When I was a kid, our family had a console we played music on. It had a radio, a turntable and, of course stereo speakers. Back then, the dominant audio format was vinyl recording of various speeds (i.e., 33 rpm, 45 rpm, and 78 rpm). I didn’t know that the faster one rotated records meant better fidelity. But considering how sound quality wasn’t an issue for my young ears, I just liked that you could hear records at different speeds — well, I mean at speeds they weren’t supposed to be played on. My brother Steve used to like to sit in front of the speakers and listen to music. I guess he liked what he heard so much, he’d sometimes gnaw on the wood of the console. I may have been guilty of that, too. But as I grew older, I did like sitting in our living room (in front of the speakers) and listen to records. I didn’t have much musical preference, but I did grow to love an album by The Beach Boys called “Spirit of America” when I was about 8 or 9.
Later, after the console gave up the ghost, my father bought one of those home stereos that had individual components and was in a cabinet where you’d stack the receiver, equalizer, cassette player and record player. The sound quality was so much better than our old console, and by then I was probably listening to a lot of early New Wave and rock (now classic rock).
It was certainly an upgrade, but I still listened to music roughly the same way I did when I was cutting my teeth on that console. I didn’t sit in front of the speakers, but I did sit down in the living room to put on a record or cassette and just kind let it all wash over me — while I studied the cover art and read the liner notes of the LPs or cassette.
Those days, however, are long gone. I’m not sure if people listen to music in a more passive way anymore. Sure, making music portable to play when you’re active has been with us for a long time. Car radios have been part of the music landscape since the 1930s. While transistor radios came later (developed in the ’40s and ’50s, but really popular in the ’60s and ’70s), the idea that people could have pre-programmed music on the go was certainly novel and embraced in a radio culture.
And then, as technology got better, so did effort to improve portability and sound quality:
Nowadays, it’s about being in a silo of media that you choose to consume in a portable way. It’s not just audio, but video, games, text, two-way video communication, and…oh yeah, using a telephone.

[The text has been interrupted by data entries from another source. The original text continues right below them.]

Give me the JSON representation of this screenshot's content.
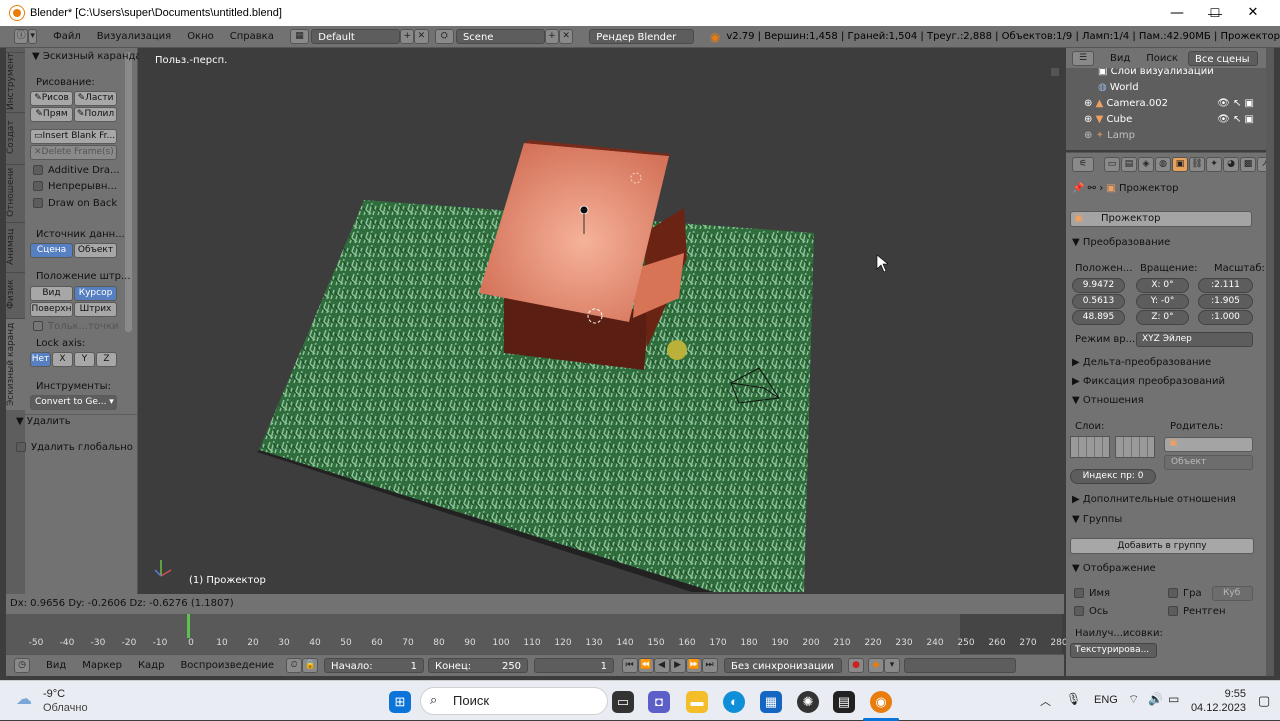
{
  "window": {
    "title": "Blender* [C:\\Users\\super\\Documents\\untitled.blend]",
    "controls": [
      "—",
      "☐",
      "✕"
    ]
  },
  "infobar": {
    "menus": [
      "Файл",
      "Визуализация",
      "Окно",
      "Справка"
    ],
    "layout": "Default",
    "scene": "Scene",
    "renderer": "Рендер Blender",
    "stats": "v2.79 | Вершин:1,458 | Граней:1,504 | Треуг.:2,888 | Объектов:1/9 | Ламп:1/4 | Пам.:42.90МБ | Прожектор"
  },
  "toolshelf": {
    "vtabs": [
      "Инструмент",
      "Создат",
      "Отношени",
      "Анимац",
      "Физик",
      "Эскизный каранд"
    ],
    "panel_title": "Эскизный карандаш",
    "draw_label": "Рисование:",
    "draw_buttons": [
      "Рисов",
      "Ласти",
      "Прям",
      "Полил"
    ],
    "insert_blank": "Insert Blank Fr...",
    "delete_frames": "Delete Frame(s)",
    "checks": [
      "Additive Dra...",
      "Непрерывн...",
      "Draw on Back"
    ],
    "source_label": "Источник данн...",
    "source_buttons": [
      "Сцена",
      "Объект"
    ],
    "stroke_label": "Положение штр...",
    "stroke_buttons": [
      "Вид",
      "Курсор",
      "Поверхн",
      "Штрих"
    ],
    "only_points": "Тольк...точки",
    "lock_label": "Lock axis:",
    "lock_buttons": [
      "Нет",
      "X",
      "Y",
      "Z"
    ],
    "tools_label": "Инструменты:",
    "convert": "Convert to Ge...",
    "delete_panel": "Удалить",
    "delete_global": "Удалить глобально"
  },
  "viewport": {
    "view_label": "Польз.-персп.",
    "object_label": "(1) Прожектор"
  },
  "statusline": "Dx: 0.9656   Dy: -0.2606   Dz: -0.6276 (1.1807)",
  "timeline": {
    "ticks": [
      "-50",
      "-40",
      "-30",
      "-20",
      "-10",
      "0",
      "10",
      "20",
      "30",
      "40",
      "50",
      "60",
      "70",
      "80",
      "90",
      "100",
      "110",
      "120",
      "130",
      "140",
      "150",
      "160",
      "170",
      "180",
      "190",
      "200",
      "210",
      "220",
      "230",
      "240",
      "250",
      "260",
      "270",
      "280"
    ],
    "current_frame_marker": 0,
    "menus": [
      "Вид",
      "Маркер",
      "Кадр",
      "Воспроизведение"
    ],
    "start_label": "Начало:",
    "start_value": "1",
    "end_label": "Конец:",
    "end_value": "250",
    "current": "1",
    "sync": "Без синхронизации"
  },
  "outliner": {
    "head": [
      "Вид",
      "Поиск",
      "Все сцены"
    ],
    "rows": [
      "Слои визуализации",
      "World",
      "Camera.002",
      "Cube",
      "Lamp"
    ]
  },
  "props": {
    "breadcrumb": "Прожектор",
    "object_name": "Прожектор",
    "transform_title": "Преобразование",
    "loc_label": "Положен...",
    "rot_label": "Вращение:",
    "scale_label": "Масштаб:",
    "loc": [
      "9.9472",
      "0.5613",
      "48.895"
    ],
    "rot": [
      "X:    0°",
      "Y:   -0°",
      "Z:    0°"
    ],
    "scale": [
      ":2.111",
      ":1.905",
      ":1.000"
    ],
    "rot_mode_label": "Режим вр...",
    "rot_mode": "XYZ Эйлер",
    "delta": "Дельта-преобразование",
    "lock": "Фиксация преобразований",
    "relations": "Отношения",
    "layers_label": "Слои:",
    "parent_label": "Родитель:",
    "parent_type": "Объект",
    "pass_index": "Индекс пр: 0",
    "extra_relations": "Дополнительные отношения",
    "groups": "Группы",
    "add_group": "Добавить в группу",
    "display": "Отображение",
    "disp_checks": [
      "Имя",
      "Гра",
      "Ось",
      "Рентген"
    ],
    "bounds_type": "Куб",
    "max_draw_label": "Наилуч...исовки:",
    "max_draw": "Текстурирова..."
  },
  "taskbar": {
    "temp": "-9°C",
    "weather": "Облачно",
    "search": "Поиск",
    "lang": "ENG",
    "time": "9:55",
    "date": "04.12.2023"
  },
  "colors": {
    "accent": "#5680c2",
    "panel": "#727272",
    "viewport": "#3d3d3d",
    "blender_orange": "#e87d0d"
  }
}
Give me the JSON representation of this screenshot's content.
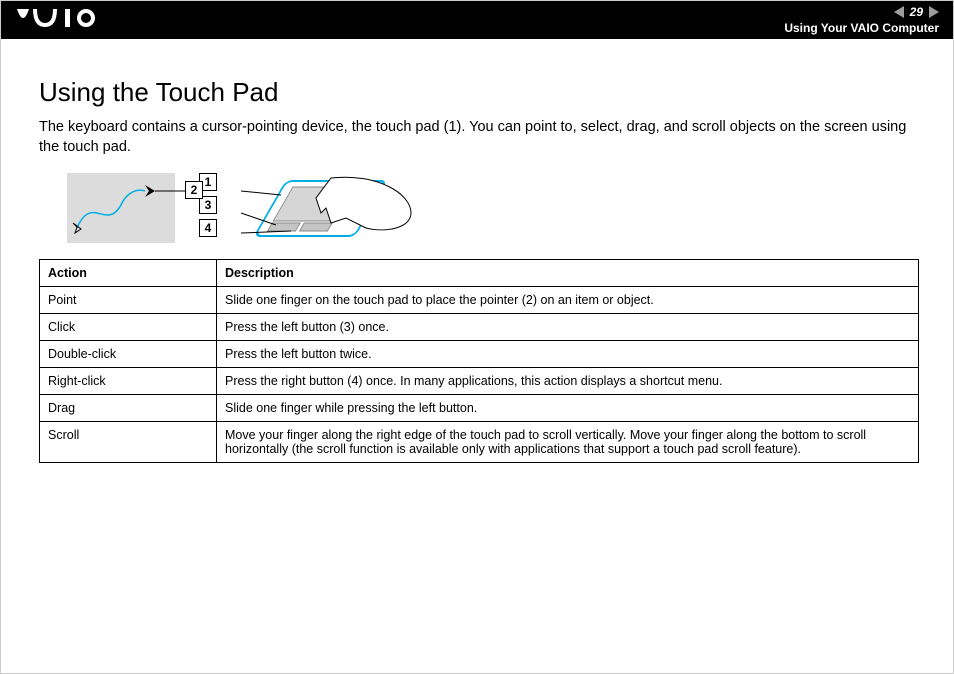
{
  "header": {
    "page": "29",
    "section": "Using Your VAIO Computer"
  },
  "title": "Using the Touch Pad",
  "intro": "The keyboard contains a cursor-pointing device, the touch pad (1). You can point to, select, drag, and scroll objects on the screen using the touch pad.",
  "callouts": {
    "c1": "1",
    "c2": "2",
    "c3": "3",
    "c4": "4"
  },
  "table": {
    "headers": {
      "a": "Action",
      "d": "Description"
    },
    "rows": [
      {
        "a": "Point",
        "d": "Slide one finger on the touch pad to place the pointer (2) on an item or object."
      },
      {
        "a": "Click",
        "d": "Press the left button (3) once."
      },
      {
        "a": "Double-click",
        "d": "Press the left button twice."
      },
      {
        "a": "Right-click",
        "d": "Press the right button (4) once. In many applications, this action displays a shortcut menu."
      },
      {
        "a": "Drag",
        "d": "Slide one finger while pressing the left button."
      },
      {
        "a": "Scroll",
        "d": "Move your finger along the right edge of the touch pad to scroll vertically. Move your finger along the bottom to scroll horizontally (the scroll function is available only with applications that support a touch pad scroll feature)."
      }
    ]
  }
}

What’s missing in this? I would say that as the pull for one’s attention increases via smartphones and tablets, the less we tend to immerse ourselves music without distraction. The “deep listening” that I used to do is a rarity. I’m always doing something else when I’m listening to music. Driving, cooking, exercising, looking at my phone, sitting on BART. It’s rare that I put a CD in the player or stream some audio without engaging in some activity. For many artists, I think they’d love it if their audience would try to take in what they see and hear in such a way that they are not reaching for their phones to snap a picture and post something to social media as a “sharable” moment. But that’s not the culture we live in. We share these moments in an ecosystem that’s designed to be fleeting. Endless scrolling means you’re only taking in a small amount of what you’re being fed. Maybe that creates short attention spans. Maybe it cheapens experiences to the point that we’re not all that impressed by what humans create as much as we are by what we share with each other.
When was the last time you really sat down and played a musical recording (doesn’t matter what format) and just…listened to what was coming out of the speakers?